Task instructions
Please return each of the entries exactly, minus their pictures.

Data to process

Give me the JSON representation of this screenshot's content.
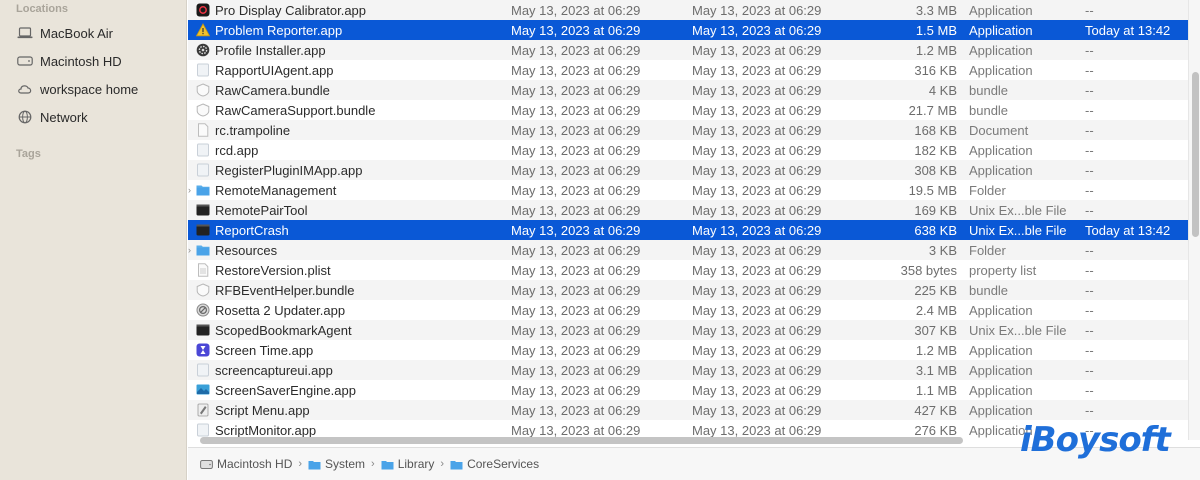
{
  "sidebar": {
    "locations_header": "Locations",
    "items": [
      {
        "label": "MacBook Air",
        "icon": "laptop-icon"
      },
      {
        "label": "Macintosh HD",
        "icon": "disk-icon"
      },
      {
        "label": "workspace home",
        "icon": "network-drive-icon"
      },
      {
        "label": "Network",
        "icon": "globe-icon"
      }
    ],
    "tags_header": "Tags"
  },
  "files": [
    {
      "name": "Pro Display Calibrator.app",
      "modified": "May 13, 2023 at 06:29",
      "created": "May 13, 2023 at 06:29",
      "size": "3.3 MB",
      "kind": "Application",
      "last_opened": "--",
      "icon": "app-black-icon"
    },
    {
      "name": "Problem Reporter.app",
      "modified": "May 13, 2023 at 06:29",
      "created": "May 13, 2023 at 06:29",
      "size": "1.5 MB",
      "kind": "Application",
      "last_opened": "Today at 13:42",
      "icon": "warning-triangle-icon",
      "selected": true
    },
    {
      "name": "Profile Installer.app",
      "modified": "May 13, 2023 at 06:29",
      "created": "May 13, 2023 at 06:29",
      "size": "1.2 MB",
      "kind": "Application",
      "last_opened": "--",
      "icon": "gear-app-icon"
    },
    {
      "name": "RapportUIAgent.app",
      "modified": "May 13, 2023 at 06:29",
      "created": "May 13, 2023 at 06:29",
      "size": "316 KB",
      "kind": "Application",
      "last_opened": "--",
      "icon": "generic-app-icon"
    },
    {
      "name": "RawCamera.bundle",
      "modified": "May 13, 2023 at 06:29",
      "created": "May 13, 2023 at 06:29",
      "size": "4 KB",
      "kind": "bundle",
      "last_opened": "--",
      "icon": "bundle-icon"
    },
    {
      "name": "RawCameraSupport.bundle",
      "modified": "May 13, 2023 at 06:29",
      "created": "May 13, 2023 at 06:29",
      "size": "21.7 MB",
      "kind": "bundle",
      "last_opened": "--",
      "icon": "bundle-icon"
    },
    {
      "name": "rc.trampoline",
      "modified": "May 13, 2023 at 06:29",
      "created": "May 13, 2023 at 06:29",
      "size": "168 KB",
      "kind": "Document",
      "last_opened": "--",
      "icon": "document-icon"
    },
    {
      "name": "rcd.app",
      "modified": "May 13, 2023 at 06:29",
      "created": "May 13, 2023 at 06:29",
      "size": "182 KB",
      "kind": "Application",
      "last_opened": "--",
      "icon": "generic-app-icon"
    },
    {
      "name": "RegisterPluginIMApp.app",
      "modified": "May 13, 2023 at 06:29",
      "created": "May 13, 2023 at 06:29",
      "size": "308 KB",
      "kind": "Application",
      "last_opened": "--",
      "icon": "generic-app-icon"
    },
    {
      "name": "RemoteManagement",
      "modified": "May 13, 2023 at 06:29",
      "created": "May 13, 2023 at 06:29",
      "size": "19.5 MB",
      "kind": "Folder",
      "last_opened": "--",
      "icon": "folder-icon",
      "folder": true
    },
    {
      "name": "RemotePairTool",
      "modified": "May 13, 2023 at 06:29",
      "created": "May 13, 2023 at 06:29",
      "size": "169 KB",
      "kind": "Unix Ex...ble File",
      "last_opened": "--",
      "icon": "terminal-icon"
    },
    {
      "name": "ReportCrash",
      "modified": "May 13, 2023 at 06:29",
      "created": "May 13, 2023 at 06:29",
      "size": "638 KB",
      "kind": "Unix Ex...ble File",
      "last_opened": "Today at 13:42",
      "icon": "terminal-icon",
      "selected": true
    },
    {
      "name": "Resources",
      "modified": "May 13, 2023 at 06:29",
      "created": "May 13, 2023 at 06:29",
      "size": "3 KB",
      "kind": "Folder",
      "last_opened": "--",
      "icon": "folder-icon",
      "folder": true
    },
    {
      "name": "RestoreVersion.plist",
      "modified": "May 13, 2023 at 06:29",
      "created": "May 13, 2023 at 06:29",
      "size": "358 bytes",
      "kind": "property list",
      "last_opened": "--",
      "icon": "plist-icon"
    },
    {
      "name": "RFBEventHelper.bundle",
      "modified": "May 13, 2023 at 06:29",
      "created": "May 13, 2023 at 06:29",
      "size": "225 KB",
      "kind": "bundle",
      "last_opened": "--",
      "icon": "bundle-icon"
    },
    {
      "name": "Rosetta 2 Updater.app",
      "modified": "May 13, 2023 at 06:29",
      "created": "May 13, 2023 at 06:29",
      "size": "2.4 MB",
      "kind": "Application",
      "last_opened": "--",
      "icon": "prohibited-app-icon"
    },
    {
      "name": "ScopedBookmarkAgent",
      "modified": "May 13, 2023 at 06:29",
      "created": "May 13, 2023 at 06:29",
      "size": "307 KB",
      "kind": "Unix Ex...ble File",
      "last_opened": "--",
      "icon": "terminal-icon"
    },
    {
      "name": "Screen Time.app",
      "modified": "May 13, 2023 at 06:29",
      "created": "May 13, 2023 at 06:29",
      "size": "1.2 MB",
      "kind": "Application",
      "last_opened": "--",
      "icon": "hourglass-icon"
    },
    {
      "name": "screencaptureui.app",
      "modified": "May 13, 2023 at 06:29",
      "created": "May 13, 2023 at 06:29",
      "size": "3.1 MB",
      "kind": "Application",
      "last_opened": "--",
      "icon": "generic-app-icon"
    },
    {
      "name": "ScreenSaverEngine.app",
      "modified": "May 13, 2023 at 06:29",
      "created": "May 13, 2023 at 06:29",
      "size": "1.1 MB",
      "kind": "Application",
      "last_opened": "--",
      "icon": "screensaver-icon"
    },
    {
      "name": "Script Menu.app",
      "modified": "May 13, 2023 at 06:29",
      "created": "May 13, 2023 at 06:29",
      "size": "427 KB",
      "kind": "Application",
      "last_opened": "--",
      "icon": "script-icon"
    },
    {
      "name": "ScriptMonitor.app",
      "modified": "May 13, 2023 at 06:29",
      "created": "May 13, 2023 at 06:29",
      "size": "276 KB",
      "kind": "Application",
      "last_opened": "--",
      "icon": "generic-app-icon"
    }
  ],
  "pathbar": {
    "crumbs": [
      {
        "label": "Macintosh HD",
        "icon": "disk-icon"
      },
      {
        "label": "System",
        "icon": "folder-icon"
      },
      {
        "label": "Library",
        "icon": "folder-icon"
      },
      {
        "label": "CoreServices",
        "icon": "folder-icon"
      }
    ],
    "separator": "›"
  },
  "watermark": "iBoysoft",
  "colors": {
    "selection": "#0a58d6",
    "sidebar_bg": "#e9e4da",
    "folder": "#4aa3e8",
    "watermark": "#1f6fd9"
  }
}
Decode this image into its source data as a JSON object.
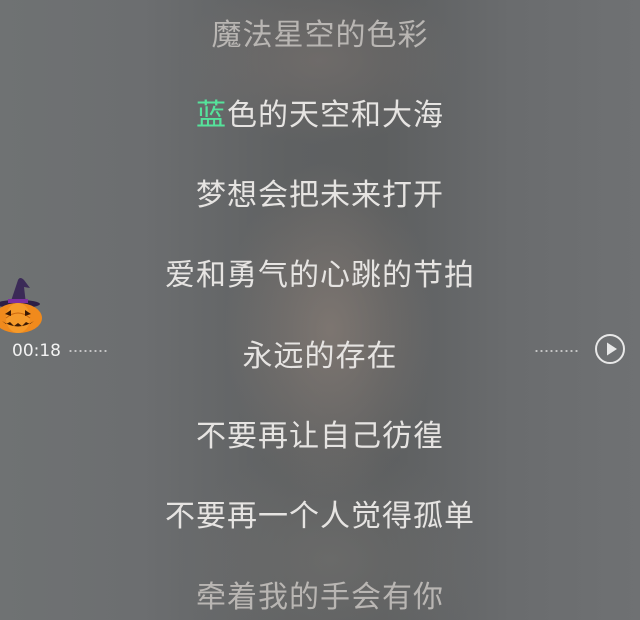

Solution to the exercise
Give me the JSON representation of this screenshot's content.
{
  "sidebar": {
    "locations_header": "Locations",
    "items": [
      {
        "label": "MacBook Air",
        "icon": "laptop-icon"
      },
      {
        "label": "Macintosh HD",
        "icon": "disk-icon"
      },
      {
        "label": "workspace home",
        "icon": "network-drive-icon"
      },
      {
        "label": "Network",
        "icon": "globe-icon"
      }
    ],
    "tags_header": "Tags"
  },
  "files": [
    {
      "name": "Pro Display Calibrator.app",
      "modified": "May 13, 2023 at 06:29",
      "created": "May 13, 2023 at 06:29",
      "size": "3.3 MB",
      "kind": "Application",
      "last_opened": "--",
      "icon": "app-black-icon"
    },
    {
      "name": "Problem Reporter.app",
      "modified": "May 13, 2023 at 06:29",
      "created": "May 13, 2023 at 06:29",
      "size": "1.5 MB",
      "kind": "Application",
      "last_opened": "Today at 13:42",
      "icon": "warning-triangle-icon",
      "selected": true
    },
    {
      "name": "Profile Installer.app",
      "modified": "May 13, 2023 at 06:29",
      "created": "May 13, 2023 at 06:29",
      "size": "1.2 MB",
      "kind": "Application",
      "last_opened": "--",
      "icon": "gear-app-icon"
    },
    {
      "name": "RapportUIAgent.app",
      "modified": "May 13, 2023 at 06:29",
      "created": "May 13, 2023 at 06:29",
      "size": "316 KB",
      "kind": "Application",
      "last_opened": "--",
      "icon": "generic-app-icon"
    },
    {
      "name": "RawCamera.bundle",
      "modified": "May 13, 2023 at 06:29",
      "created": "May 13, 2023 at 06:29",
      "size": "4 KB",
      "kind": "bundle",
      "last_opened": "--",
      "icon": "bundle-icon"
    },
    {
      "name": "RawCameraSupport.bundle",
      "modified": "May 13, 2023 at 06:29",
      "created": "May 13, 2023 at 06:29",
      "size": "21.7 MB",
      "kind": "bundle",
      "last_opened": "--",
      "icon": "bundle-icon"
    },
    {
      "name": "rc.trampoline",
      "modified": "May 13, 2023 at 06:29",
      "created": "May 13, 2023 at 06:29",
      "size": "168 KB",
      "kind": "Document",
      "last_opened": "--",
      "icon": "document-icon"
    },
    {
      "name": "rcd.app",
      "modified": "May 13, 2023 at 06:29",
      "created": "May 13, 2023 at 06:29",
      "size": "182 KB",
      "kind": "Application",
      "last_opened": "--",
      "icon": "generic-app-icon"
    },
    {
      "name": "RegisterPluginIMApp.app",
      "modified": "May 13, 2023 at 06:29",
      "created": "May 13, 2023 at 06:29",
      "size": "308 KB",
      "kind": "Application",
      "last_opened": "--",
      "icon": "generic-app-icon"
    },
    {
      "name": "RemoteManagement",
      "modified": "May 13, 2023 at 06:29",
      "created": "May 13, 2023 at 06:29",
      "size": "19.5 MB",
      "kind": "Folder",
      "last_opened": "--",
      "icon": "folder-icon",
      "folder": true
    },
    {
      "name": "RemotePairTool",
      "modified": "May 13, 2023 at 06:29",
      "created": "May 13, 2023 at 06:29",
      "size": "169 KB",
      "kind": "Unix Ex...ble File",
      "last_opened": "--",
      "icon": "terminal-icon"
    },
    {
      "name": "ReportCrash",
      "modified": "May 13, 2023 at 06:29",
      "created": "May 13, 2023 at 06:29",
      "size": "638 KB",
      "kind": "Unix Ex...ble File",
      "last_opened": "Today at 13:42",
      "icon": "terminal-icon",
      "selected": true
    },
    {
      "name": "Resources",
      "modified": "May 13, 2023 at 06:29",
      "created": "May 13, 2023 at 06:29",
      "size": "3 KB",
      "kind": "Folder",
      "last_opened": "--",
      "icon": "folder-icon",
      "folder": true
    },
    {
      "name": "RestoreVersion.plist",
      "modified": "May 13, 2023 at 06:29",
      "created": "May 13, 2023 at 06:29",
      "size": "358 bytes",
      "kind": "property list",
      "last_opened": "--",
      "icon": "plist-icon"
    },
    {
      "name": "RFBEventHelper.bundle",
      "modified": "May 13, 2023 at 06:29",
      "created": "May 13, 2023 at 06:29",
      "size": "225 KB",
      "kind": "bundle",
      "last_opened": "--",
      "icon": "bundle-icon"
    },
    {
      "name": "Rosetta 2 Updater.app",
      "modified": "May 13, 2023 at 06:29",
      "created": "May 13, 2023 at 06:29",
      "size": "2.4 MB",
      "kind": "Application",
      "last_opened": "--",
      "icon": "prohibited-app-icon"
    },
    {
      "name": "ScopedBookmarkAgent",
      "modified": "May 13, 2023 at 06:29",
      "created": "May 13, 2023 at 06:29",
      "size": "307 KB",
      "kind": "Unix Ex...ble File",
      "last_opened": "--",
      "icon": "terminal-icon"
    },
    {
      "name": "Screen Time.app",
      "modified": "May 13, 2023 at 06:29",
      "created": "May 13, 2023 at 06:29",
      "size": "1.2 MB",
      "kind": "Application",
      "last_opened": "--",
      "icon": "hourglass-icon"
    },
    {
      "name": "screencaptureui.app",
      "modified": "May 13, 2023 at 06:29",
      "created": "May 13, 2023 at 06:29",
      "size": "3.1 MB",
      "kind": "Application",
      "last_opened": "--",
      "icon": "generic-app-icon"
    },
    {
      "name": "ScreenSaverEngine.app",
      "modified": "May 13, 2023 at 06:29",
      "created": "May 13, 2023 at 06:29",
      "size": "1.1 MB",
      "kind": "Application",
      "last_opened": "--",
      "icon": "screensaver-icon"
    },
    {
      "name": "Script Menu.app",
      "modified": "May 13, 2023 at 06:29",
      "created": "May 13, 2023 at 06:29",
      "size": "427 KB",
      "kind": "Application",
      "last_opened": "--",
      "icon": "script-icon"
    },
    {
      "name": "ScriptMonitor.app",
      "modified": "May 13, 2023 at 06:29",
      "created": "May 13, 2023 at 06:29",
      "size": "276 KB",
      "kind": "Application",
      "last_opened": "--",
      "icon": "generic-app-icon"
    }
  ],
  "pathbar": {
    "crumbs": [
      {
        "label": "Macintosh HD",
        "icon": "disk-icon"
      },
      {
        "label": "System",
        "icon": "folder-icon"
      },
      {
        "label": "Library",
        "icon": "folder-icon"
      },
      {
        "label": "CoreServices",
        "icon": "folder-icon"
      }
    ],
    "separator": "›"
  },
  "watermark": "iBoysoft",
  "colors": {
    "selection": "#0a58d6",
    "sidebar_bg": "#e9e4da",
    "folder": "#4aa3e8",
    "watermark": "#1f6fd9"
  }
}
Decode this image into its source data as a JSON object.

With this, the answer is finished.